Standing up for horticulture

Standing up for horticulture

A phrase I have heard often from farmers and growers recently is that we are in “exceptional times”.  The UK horticulture sector is not alone in the challenges that 2022 has thrown at them, but there is no doubt that growers are feeling the bite of soaring costs, shortages of seasonal labour and farm gate prices that look increasingly unsustainable. 

The recent report by Sustain on retail pricing and the returns to growers is a sobering reminder of the fragility of the fresh produce supply chain. It stands “on the edge of a precipice”; the profit margin for producers is so low and is so tightly squeezed that any additional pressure could easily tip some over the edge. 

Another recent analysis, from the NFU, highlights just how severe the current pressures are: across the sector as a whole, the production costs of horticultural crops has increased by 17% to 27% during 2022, while the returns from retailers have generally not increased at all.  Most of those surveyed think that the prospects for 2023 look no better.
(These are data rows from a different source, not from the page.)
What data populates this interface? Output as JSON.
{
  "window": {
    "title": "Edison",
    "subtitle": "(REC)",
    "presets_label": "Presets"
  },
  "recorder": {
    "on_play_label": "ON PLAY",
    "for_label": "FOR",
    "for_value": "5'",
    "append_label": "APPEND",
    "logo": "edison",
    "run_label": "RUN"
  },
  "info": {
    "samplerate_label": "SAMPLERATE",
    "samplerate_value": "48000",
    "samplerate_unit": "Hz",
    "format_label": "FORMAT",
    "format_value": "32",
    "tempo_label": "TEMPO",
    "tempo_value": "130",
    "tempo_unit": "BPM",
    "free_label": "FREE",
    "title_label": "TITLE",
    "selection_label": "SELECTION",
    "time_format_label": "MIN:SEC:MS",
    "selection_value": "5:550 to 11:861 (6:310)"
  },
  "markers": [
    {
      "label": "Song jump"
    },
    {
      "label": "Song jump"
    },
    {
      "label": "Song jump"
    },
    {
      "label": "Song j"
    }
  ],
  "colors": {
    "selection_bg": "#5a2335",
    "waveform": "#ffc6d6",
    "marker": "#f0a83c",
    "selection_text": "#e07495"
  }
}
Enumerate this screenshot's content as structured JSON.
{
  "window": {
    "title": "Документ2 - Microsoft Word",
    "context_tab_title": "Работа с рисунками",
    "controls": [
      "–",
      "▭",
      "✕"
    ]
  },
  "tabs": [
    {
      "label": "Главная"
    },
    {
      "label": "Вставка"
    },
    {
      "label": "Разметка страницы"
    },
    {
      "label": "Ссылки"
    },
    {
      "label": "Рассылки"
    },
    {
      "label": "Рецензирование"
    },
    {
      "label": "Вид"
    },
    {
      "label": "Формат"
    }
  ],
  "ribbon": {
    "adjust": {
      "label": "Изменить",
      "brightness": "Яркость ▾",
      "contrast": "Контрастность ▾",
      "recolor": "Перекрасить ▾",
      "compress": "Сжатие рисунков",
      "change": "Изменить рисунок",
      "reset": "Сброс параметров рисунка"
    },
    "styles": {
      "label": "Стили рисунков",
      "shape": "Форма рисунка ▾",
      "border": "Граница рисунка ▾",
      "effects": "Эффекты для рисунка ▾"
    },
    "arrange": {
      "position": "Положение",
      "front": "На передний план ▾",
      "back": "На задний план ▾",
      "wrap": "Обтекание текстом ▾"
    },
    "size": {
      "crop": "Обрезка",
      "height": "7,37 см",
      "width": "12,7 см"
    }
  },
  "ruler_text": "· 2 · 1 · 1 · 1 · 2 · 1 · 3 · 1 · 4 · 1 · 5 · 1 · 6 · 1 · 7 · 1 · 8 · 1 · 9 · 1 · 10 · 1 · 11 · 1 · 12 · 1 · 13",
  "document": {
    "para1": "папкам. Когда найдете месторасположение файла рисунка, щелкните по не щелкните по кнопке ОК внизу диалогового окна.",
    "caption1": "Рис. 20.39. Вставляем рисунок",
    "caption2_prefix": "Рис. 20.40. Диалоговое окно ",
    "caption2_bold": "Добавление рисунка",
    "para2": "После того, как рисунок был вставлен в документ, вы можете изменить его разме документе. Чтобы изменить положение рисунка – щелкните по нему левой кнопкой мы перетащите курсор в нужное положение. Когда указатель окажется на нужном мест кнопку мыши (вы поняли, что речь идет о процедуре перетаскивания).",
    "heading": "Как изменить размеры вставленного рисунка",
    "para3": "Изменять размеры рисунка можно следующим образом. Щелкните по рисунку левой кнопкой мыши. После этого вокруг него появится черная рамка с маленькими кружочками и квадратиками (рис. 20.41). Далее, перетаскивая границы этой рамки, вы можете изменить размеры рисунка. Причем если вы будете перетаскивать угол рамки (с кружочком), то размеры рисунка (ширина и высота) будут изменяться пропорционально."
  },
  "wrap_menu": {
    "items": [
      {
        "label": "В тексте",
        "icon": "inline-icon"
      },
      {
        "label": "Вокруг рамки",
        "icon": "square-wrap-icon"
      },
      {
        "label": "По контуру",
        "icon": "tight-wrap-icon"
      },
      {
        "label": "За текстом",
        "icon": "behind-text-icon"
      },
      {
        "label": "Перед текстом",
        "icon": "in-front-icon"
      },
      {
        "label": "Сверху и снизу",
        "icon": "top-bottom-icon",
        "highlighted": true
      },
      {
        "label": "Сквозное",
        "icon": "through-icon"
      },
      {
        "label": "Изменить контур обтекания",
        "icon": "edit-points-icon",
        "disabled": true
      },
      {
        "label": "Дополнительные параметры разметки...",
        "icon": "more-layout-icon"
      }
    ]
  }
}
Horticulture has always been an inherently risky enterprise and growers have long known how to carry that risk and operate tight, efficient businesses. But when growers begin to feel that they won’t see a return for their work, then something has to give. We are hearing that for some, their uncertainty about the 2023 season is such that they are weighing up tough decisions to reduce their plantings, or switch to less risky crops, or even to reluctantly call it a day.

For organic producers, we can take a little encouragement from the two reports above. Organic is less exposed than a conventional system to some of the massive increases in input prices, one of the three main drivers of production cost inflation in the NFU’s findings. Sustain’s report highlights that while the profit margins on horticultural produce are still very low (and too low) for organic growers, they are notably better than in conventional crop lines, particularly so when selling into local and shorter supply chains.  

We are echoing Sustain’s call for the UK Government to invest in better, localised and values-led supply chains to catalyse change for the better in our food system. The value of sustainable, healthy food production needs to be adequately rewarded through the whole supply chain.

Please be assured that the Farming and Land Use team is working hard to ensure that farmer and grower voices are represented and heard, not only across the Soil Association, but also in our work with Defra, and in collaboration with other industry bodies, such as the NFU, the Fruit and Veg Alliance and the Landworkers’ Alliance, and with supply chain representatives.  

Evidence from you, on the ground, is vital. We need to hear about what you are experiencing and your views on the priorities and the pressure points. You can contact us at